San Joaquin River named most endangered
- Published on 04/09/2014 - 10:22 am
- Written by Business Journal staff
The San Joaquin River was named America's most endangered river by a Washington D.C. environmental organization.
American Rivers listed ten rivers throughout the country that were the most threatened by poor water quality, excessive withdrawals and declining fish and wildlife species.
The San Joaquin River, spanning 366 miles from the Sierra Nevada mountains to the Pacific Ocean, is in the most precarious state, plagued by outdated water management and excessive diversions, according to American Rivers.
Add that to the current drought and the river is left completely dry in some stretches, threatening water quality, endangering fish and wildlife and creating uncertainty for farmers and communities that are vulnerable to water losses.
Years of management for agriculture, hydropower and flood control have also taken a toll on the river, the organization stressed, creating a problem not just for the roughly four million people that live around the watershed, but also for salmon and steelhead populations that are on the brink of extinction.
But it's not too late for the San Joaquin River.
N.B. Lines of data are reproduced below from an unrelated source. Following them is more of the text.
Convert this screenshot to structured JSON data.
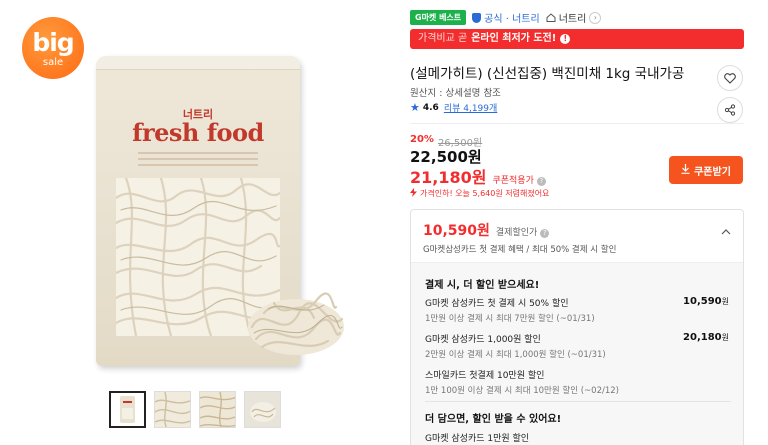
{
  "gallery": {
    "badge_big": "big",
    "badge_sale": "sale",
    "bag_brand": "너트리",
    "bag_title": "fresh food",
    "thumbnails": [
      "thumbnail-1",
      "thumbnail-2",
      "thumbnail-3",
      "thumbnail-4"
    ]
  },
  "badges": {
    "best": "G마켓 베스트",
    "official": "공식 · 너트리",
    "store": "너트리",
    "store_icon": "home-icon",
    "official_icon": "shield-icon"
  },
  "promo": {
    "prefix": "가격비교 곧",
    "highlight": "온라인 최저가 도전!",
    "info": "!"
  },
  "product": {
    "title": "(설메가히트) (신선집중) 백진미채 1kg 국내가공",
    "origin": "원산지 : 상세설명 참조",
    "rating": "4.6",
    "review_label": "리뷰 4,199개",
    "discount_pct": "20%",
    "original_price": "26,500원",
    "price": "22,500원",
    "coupon_price": "21,180원",
    "coupon_price_label": "쿠폰적용가",
    "shipping_note": "가격인하! 오늘 5,640원 저렴해졌어요",
    "coupon_button": "쿠폰받기"
  },
  "card": {
    "price": "10,590원",
    "price_label": "결제할인가",
    "subtitle": "G마켓삼성카드 첫 결제 혜택 / 최대 50% 결제 시 할인",
    "section1_title": "결제 시, 더 할인 받으세요!",
    "rows": [
      {
        "label": "G마켓 삼성카드 첫 결제 시 50% 할인",
        "sub": "1만원 이상 결제 시 최대 7만원 할인 (~01/31)",
        "amount": "10,590",
        "unit": "원"
      },
      {
        "label": "G마켓 삼성카드 1,000원 할인",
        "sub": "2만원 이상 결제 시 최대 1,000원 할인 (~01/31)",
        "amount": "20,180",
        "unit": "원"
      },
      {
        "label": "스마일카드 첫결제 10만원 할인",
        "sub": "1만 100원 이상 결제 시 최대 10만원 할인 (~02/12)",
        "amount": "",
        "unit": ""
      }
    ],
    "section2_title": "더 담으면, 할인 받을 수 있어요!",
    "section2_row": "G마켓 삼성카드 1만원 할인"
  },
  "colors": {
    "accent_red": "#f32d2d",
    "coupon_orange": "#f5541e",
    "best_green": "#1db14c",
    "official_blue": "#2a6bd7"
  }
}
American Rivers offered a call to the California State Water Resources Control Board, which is currently developing a plan for management of the river, to increase water flows to the San Joaquin to protect fish, recreation and community access and to support sustainable agriculture.
The organization also urged Congress must oppose all efforts to overturn state and federal water laws designed to protect the environment, which would further dry up the San Joaquin River.
"The San Joaquin River is ground zero for water supply challenges," said Bob Irvin, president of American Rivers, in a release. "We want a future with a healthy river and sustainable agriculture. This 'Most Endangered River' listing is a call to a cation for all of us to come together around solutions to protect and restore reliable and predictable clean waters applies and a healthy river for future generations. We're all in this together."
The San Joaquin River and its principal tributaries—including the Merced, the Tuolumne and the Stanislaus rivers—irrigate more than two million acres of land, generate more than 3,000 megawatts of hydropower, provide drinking water to more than 4.5 million people and support numerous endangered or declining species.
Other threatened rivers on the list include the Upper Colorado River, the Middle Mississippi River, the Gila River, San Francisquito Creek, the South Fork Edisto River, the White River, the White River, the Haw River and the Clearwater/Lochsa Rivers.